**ABOUT THIS TASK:** Copy out each line below exactly as it appears.

Records drawn from a dataset
----
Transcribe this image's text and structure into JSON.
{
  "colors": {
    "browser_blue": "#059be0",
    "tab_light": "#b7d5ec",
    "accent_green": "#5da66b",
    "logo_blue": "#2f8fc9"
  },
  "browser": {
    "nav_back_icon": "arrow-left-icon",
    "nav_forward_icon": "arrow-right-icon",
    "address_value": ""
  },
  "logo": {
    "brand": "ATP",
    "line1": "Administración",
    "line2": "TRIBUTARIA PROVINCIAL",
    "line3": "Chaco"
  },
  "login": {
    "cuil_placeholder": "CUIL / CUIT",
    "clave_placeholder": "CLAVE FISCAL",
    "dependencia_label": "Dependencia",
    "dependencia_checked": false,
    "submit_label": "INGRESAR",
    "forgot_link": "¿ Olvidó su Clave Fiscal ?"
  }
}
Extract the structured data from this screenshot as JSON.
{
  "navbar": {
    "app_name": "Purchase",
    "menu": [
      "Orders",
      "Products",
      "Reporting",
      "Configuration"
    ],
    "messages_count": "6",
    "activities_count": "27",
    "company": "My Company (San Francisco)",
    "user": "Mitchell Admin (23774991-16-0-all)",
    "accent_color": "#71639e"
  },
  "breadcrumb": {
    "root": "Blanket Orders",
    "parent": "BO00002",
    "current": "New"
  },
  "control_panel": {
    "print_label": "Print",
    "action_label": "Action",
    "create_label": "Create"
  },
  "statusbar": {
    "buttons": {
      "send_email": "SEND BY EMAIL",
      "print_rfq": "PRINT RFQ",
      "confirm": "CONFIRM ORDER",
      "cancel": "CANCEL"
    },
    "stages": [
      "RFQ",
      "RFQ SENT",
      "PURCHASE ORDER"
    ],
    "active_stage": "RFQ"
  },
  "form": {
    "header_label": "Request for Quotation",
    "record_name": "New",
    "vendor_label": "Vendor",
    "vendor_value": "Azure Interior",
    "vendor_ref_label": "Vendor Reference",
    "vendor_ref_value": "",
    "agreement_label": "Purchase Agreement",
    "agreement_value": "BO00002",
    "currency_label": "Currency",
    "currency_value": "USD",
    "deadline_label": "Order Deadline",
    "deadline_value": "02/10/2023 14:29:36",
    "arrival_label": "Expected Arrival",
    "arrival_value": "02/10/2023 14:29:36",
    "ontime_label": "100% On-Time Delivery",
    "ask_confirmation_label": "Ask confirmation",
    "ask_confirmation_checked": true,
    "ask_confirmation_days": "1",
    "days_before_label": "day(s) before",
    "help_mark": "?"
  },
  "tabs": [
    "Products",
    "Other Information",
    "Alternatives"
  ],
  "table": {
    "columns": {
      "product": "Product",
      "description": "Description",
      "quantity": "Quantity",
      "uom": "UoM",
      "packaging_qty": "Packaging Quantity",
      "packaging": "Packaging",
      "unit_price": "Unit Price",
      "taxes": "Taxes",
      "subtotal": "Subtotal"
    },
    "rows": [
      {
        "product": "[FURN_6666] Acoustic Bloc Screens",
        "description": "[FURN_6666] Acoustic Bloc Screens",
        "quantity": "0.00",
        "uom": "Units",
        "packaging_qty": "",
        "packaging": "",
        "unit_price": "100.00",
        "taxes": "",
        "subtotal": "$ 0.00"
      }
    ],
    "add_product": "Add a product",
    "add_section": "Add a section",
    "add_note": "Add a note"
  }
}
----
**REPLY:**
Transcribe this image's text and structure into JSON.
{
  "colors": {
    "browser_blue": "#059be0",
    "tab_light": "#b7d5ec",
    "accent_green": "#5da66b",
    "logo_blue": "#2f8fc9"
  },
  "browser": {
    "nav_back_icon": "arrow-left-icon",
    "nav_forward_icon": "arrow-right-icon",
    "address_value": ""
  },
  "logo": {
    "brand": "ATP",
    "line1": "Administración",
    "line2": "TRIBUTARIA PROVINCIAL",
    "line3": "Chaco"
  },
  "login": {
    "cuil_placeholder": "CUIL / CUIT",
    "clave_placeholder": "CLAVE FISCAL",
    "dependencia_label": "Dependencia",
    "dependencia_checked": false,
    "submit_label": "INGRESAR",
    "forgot_link": "¿ Olvidó su Clave Fiscal ?"
  }
}
Extract the structured data from this screenshot as JSON.
{
  "navbar": {
    "app_name": "Purchase",
    "menu": [
      "Orders",
      "Products",
      "Reporting",
      "Configuration"
    ],
    "messages_count": "6",
    "activities_count": "27",
    "company": "My Company (San Francisco)",
    "user": "Mitchell Admin (23774991-16-0-all)",
    "accent_color": "#71639e"
  },
  "breadcrumb": {
    "root": "Blanket Orders",
    "parent": "BO00002",
    "current": "New"
  },
  "control_panel": {
    "print_label": "Print",
    "action_label": "Action",
    "create_label": "Create"
  },
  "statusbar": {
    "buttons": {
      "send_email": "SEND BY EMAIL",
      "print_rfq": "PRINT RFQ",
      "confirm": "CONFIRM ORDER",
      "cancel": "CANCEL"
    },
    "stages": [
      "RFQ",
      "RFQ SENT",
      "PURCHASE ORDER"
    ],
    "active_stage": "RFQ"
  },
  "form": {
    "header_label": "Request for Quotation",
    "record_name": "New",
    "vendor_label": "Vendor",
    "vendor_value": "Azure Interior",
    "vendor_ref_label": "Vendor Reference",
    "vendor_ref_value": "",
    "agreement_label": "Purchase Agreement",
    "agreement_value": "BO00002",
    "currency_label": "Currency",
    "currency_value": "USD",
    "deadline_label": "Order Deadline",
    "deadline_value": "02/10/2023 14:29:36",
    "arrival_label": "Expected Arrival",
    "arrival_value": "02/10/2023 14:29:36",
    "ontime_label": "100% On-Time Delivery",
    "ask_confirmation_label": "Ask confirmation",
    "ask_confirmation_checked": true,
    "ask_confirmation_days": "1",
    "days_before_label": "day(s) before",
    "help_mark": "?"
  },
  "tabs": [
    "Products",
    "Other Information",
    "Alternatives"
  ],
  "table": {
    "columns": {
      "product": "Product",
      "description": "Description",
      "quantity": "Quantity",
      "uom": "UoM",
      "packaging_qty": "Packaging Quantity",
      "packaging": "Packaging",
      "unit_price": "Unit Price",
      "taxes": "Taxes",
      "subtotal": "Subtotal"
    },
    "rows": [
      {
        "product": "[FURN_6666] Acoustic Bloc Screens",
        "description": "[FURN_6666] Acoustic Bloc Screens",
        "quantity": "0.00",
        "uom": "Units",
        "packaging_qty": "",
        "packaging": "",
        "unit_price": "100.00",
        "taxes": "",
        "subtotal": "$ 0.00"
      }
    ],
    "add_product": "Add a product",
    "add_section": "Add a section",
    "add_note": "Add a note"
  }
}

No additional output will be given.